Journal of Neural Transmission

, Volume 117, Issue 2, pp 197–205

Short- and long-term dopaminergic effects on dysarthria in early Parkinson’s disease

Authors

    • Department of Neurology, KnappschaftskrankenhausRuhr-University of Bochum
  • Wenke Visser
    • Department of Neurology, KnappschaftskrankenhausRuhr-University of Bochum
  • Uwe Schlegel
    • Department of Neurology, KnappschaftskrankenhausRuhr-University of Bochum
Movement Disorders - Original Article

DOI: 10.1007/s00702-009-0351-5

Cite this article as:
Skodda, S., Visser, W. & Schlegel, U. J Neural Transm (2010) 117: 197. doi:10.1007/s00702-009-0351-5

Abstract
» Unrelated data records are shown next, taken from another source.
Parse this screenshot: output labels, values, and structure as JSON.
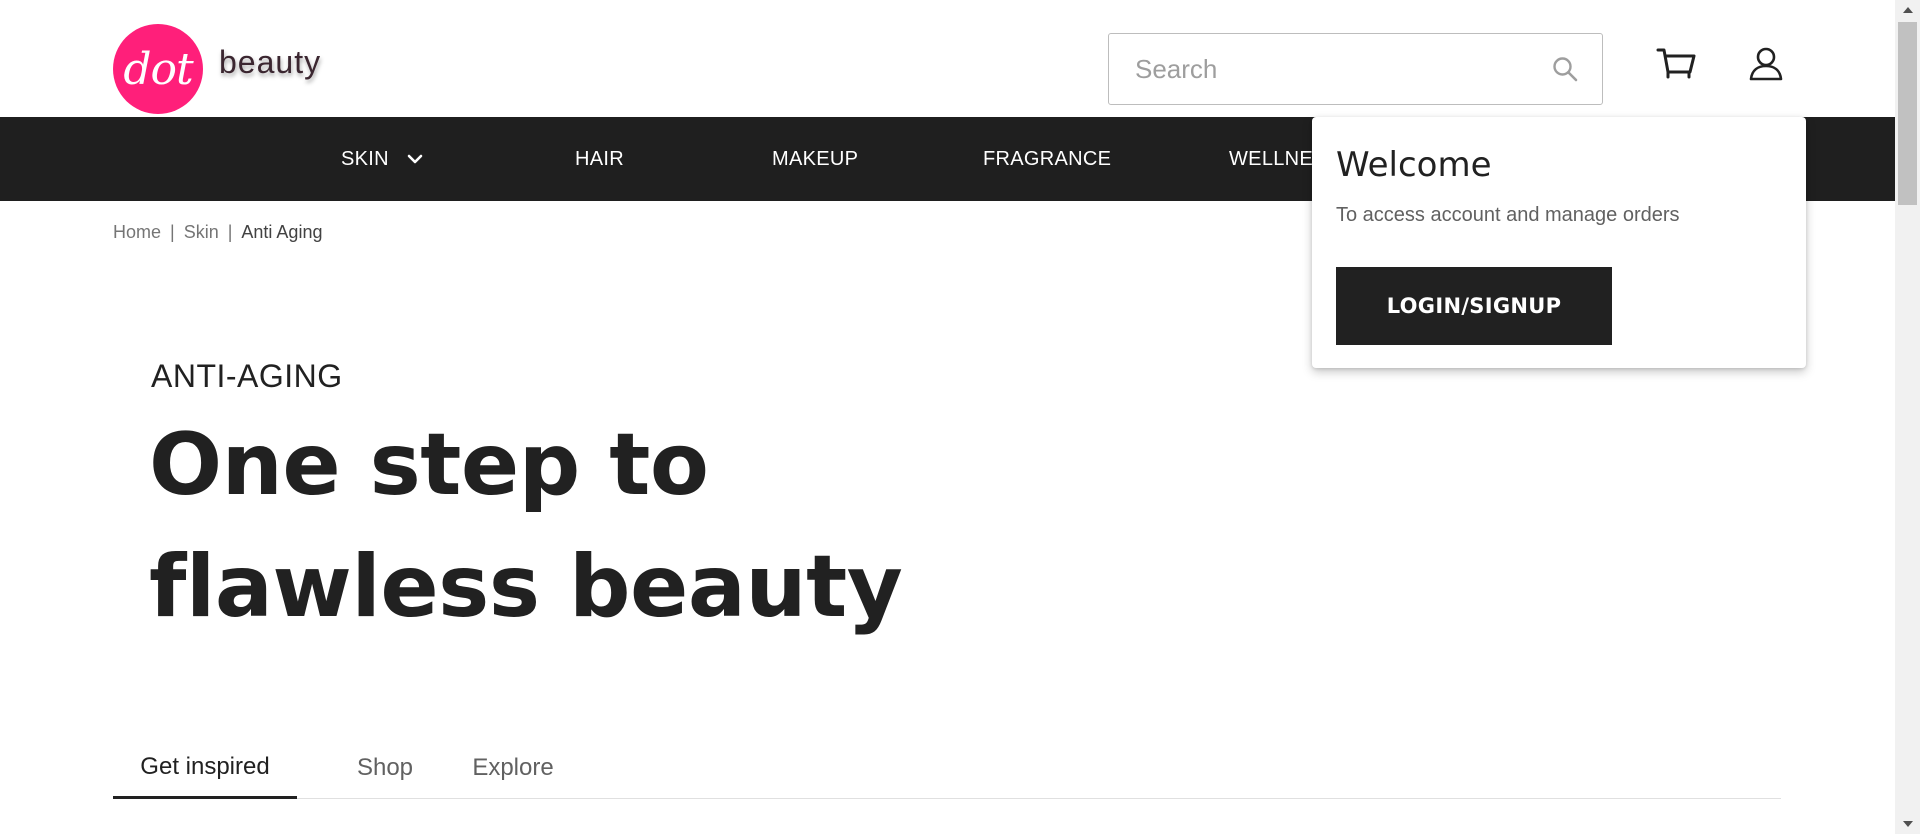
{
  "brand": {
    "logo_text": "dot",
    "name": "beauty",
    "logo_color": "#ff1f7a"
  },
  "search": {
    "placeholder": "Search",
    "icon": "search-icon"
  },
  "header_icons": {
    "cart": "cart-icon",
    "account": "user-icon"
  },
  "nav": {
    "items": [
      {
        "label": "SKIN",
        "has_dropdown": true
      },
      {
        "label": "HAIR"
      },
      {
        "label": "MAKEUP"
      },
      {
        "label": "FRAGRANCE"
      },
      {
        "label": "WELLNE"
      }
    ],
    "background": "#1f1f1f"
  },
  "breadcrumb": {
    "items": [
      "Home",
      "Skin",
      "Anti Aging"
    ],
    "separator": "|"
  },
  "hero": {
    "eyebrow": "ANTI-AGING",
    "headline": "One step to flawless beauty"
  },
  "tabs": {
    "items": [
      "Get inspired",
      "Shop",
      "Explore"
    ],
    "active": "Get inspired"
  },
  "account_popover": {
    "title": "Welcome",
    "subtitle": "To access account and manage orders",
    "button_label": "LOGIN/SIGNUP"
  }
}
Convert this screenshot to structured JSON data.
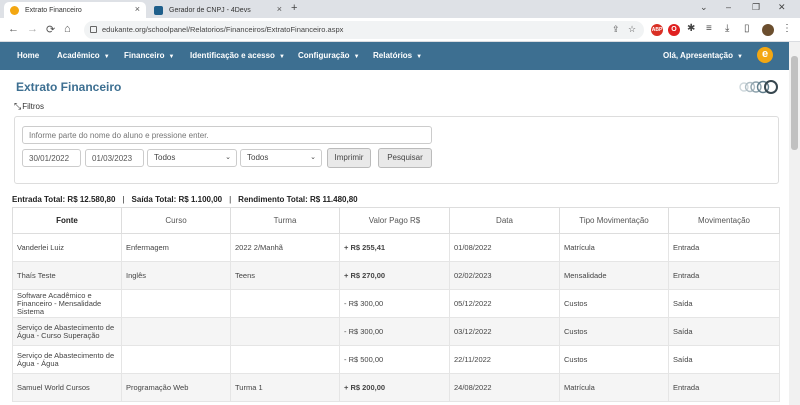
{
  "browser": {
    "tabs": [
      {
        "title": "Extrato Financeiro",
        "active": true,
        "favicon_color": "#f3a712"
      },
      {
        "title": "Gerador de CNPJ - 4Devs",
        "active": false,
        "favicon_color": "#1f5f8b"
      }
    ],
    "url": "edukante.org/schoolpanel/Relatorios/Financeiros/ExtratoFinanceiro.aspx",
    "ext_badge": "ABP"
  },
  "navbar": {
    "items": [
      {
        "label": "Home",
        "dropdown": false
      },
      {
        "label": "Acadêmico",
        "dropdown": true
      },
      {
        "label": "Financeiro",
        "dropdown": true
      },
      {
        "label": "Identificação e acesso",
        "dropdown": true
      },
      {
        "label": "Configuração",
        "dropdown": true
      },
      {
        "label": "Relatórios",
        "dropdown": true
      }
    ],
    "user": "Olá, Apresentação",
    "logo_letter": "e",
    "color": "#3d6f91"
  },
  "page": {
    "title": "Extrato Financeiro",
    "filters_label": "Filtros"
  },
  "filters": {
    "search_placeholder": "Informe parte do nome do aluno e pressione enter.",
    "date_from": "30/01/2022",
    "date_to": "01/03/2023",
    "select1": "Todos",
    "select2": "Todos",
    "print_label": "Imprimir",
    "search_label": "Pesquisar"
  },
  "totals": {
    "entrada": "Entrada Total: R$ 12.580,80",
    "saida": "Saída Total: R$ 1.100,00",
    "rendimento": "Rendimento Total: R$ 11.480,80",
    "separator": "|"
  },
  "table": {
    "headers": [
      "Fonte",
      "Curso",
      "Turma",
      "Valor Pago R$",
      "Data",
      "Tipo Movimentação",
      "Movimentação"
    ],
    "rows": [
      {
        "fonte": "Vanderlei Luiz",
        "curso": "Enfermagem",
        "turma": "2022 2/Manhã",
        "valor": "+ R$ 255,41",
        "sign": "pos",
        "data": "01/08/2022",
        "tipo": "Matrícula",
        "mov": "Entrada"
      },
      {
        "fonte": "Thaís Teste",
        "curso": "Inglês",
        "turma": "Teens",
        "valor": "+ R$ 270,00",
        "sign": "pos",
        "data": "02/02/2023",
        "tipo": "Mensalidade",
        "mov": "Entrada"
      },
      {
        "fonte": "Software Acadêmico e Financeiro - Mensalidade Sistema",
        "curso": "",
        "turma": "",
        "valor": "- R$ 300,00",
        "sign": "neg",
        "data": "05/12/2022",
        "tipo": "Custos",
        "mov": "Saída"
      },
      {
        "fonte": "Serviço de Abastecimento de Água - Curso Superação",
        "curso": "",
        "turma": "",
        "valor": "- R$ 300,00",
        "sign": "neg",
        "data": "03/12/2022",
        "tipo": "Custos",
        "mov": "Saída"
      },
      {
        "fonte": "Serviço de Abastecimento de Água - Água",
        "curso": "",
        "turma": "",
        "valor": "- R$ 500,00",
        "sign": "neg",
        "data": "22/11/2022",
        "tipo": "Custos",
        "mov": "Saída"
      },
      {
        "fonte": "Samuel World Cursos",
        "curso": "Programação Web",
        "turma": "Turma 1",
        "valor": "+ R$ 200,00",
        "sign": "pos",
        "data": "24/08/2022",
        "tipo": "Matrícula",
        "mov": "Entrada"
      }
    ]
  }
}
While the beneficial effect of levodopa on motor impairment in Parkinson’s disease (PD) has been well documented, its effect on speech has rarely been examined and the respective literature is inconclusive. The aim of our study was to analyze the effect of short-term levodopa admission and long-term dopaminergic treatment on speech in PD patients in early stages of the disease. Motor examination according to UPDRS III and speech testing were performed in 23 PD patients (9 males; median age 68, 42–78 years) in the early morning after having abstained from dopaminergic medication overnight (“off” state, t0) after administration of 200 mg of soluble levodopa (t1), and at follow-up after 12–14 weeks under stable dopaminergic medication (t2). Speech examination comprised the perceptual rating of global speech performance and an acoustical analysis based upon a standardized reading task. While UPDRS III showed a significant amelioration after l-dopa application, none of the parameters of phonation, intonation, articulation and speech velocity improved significantly in the “on” state, neither under short-term levodopa administration (t1) nor on stable dopaminergic treatment (t2). However, there was a positive effect of dopaminergic stimulation on vowel articulation in individual patients. Results indicated significant beneficial effect of short-term levodopa administration or long-term dopaminergic medication on different dimensions of speech in PD patients. As some improvement of vowel articulation was seen in individual patients, the pre-existing pattern of speech impairment might be responsible for the different response to pharmacological treatment.

Keywords

Parkinson’s diseaseDysarthriaSpeech disordersLevodopa effects on speech

Copyright information

© Springer-Verlag 2009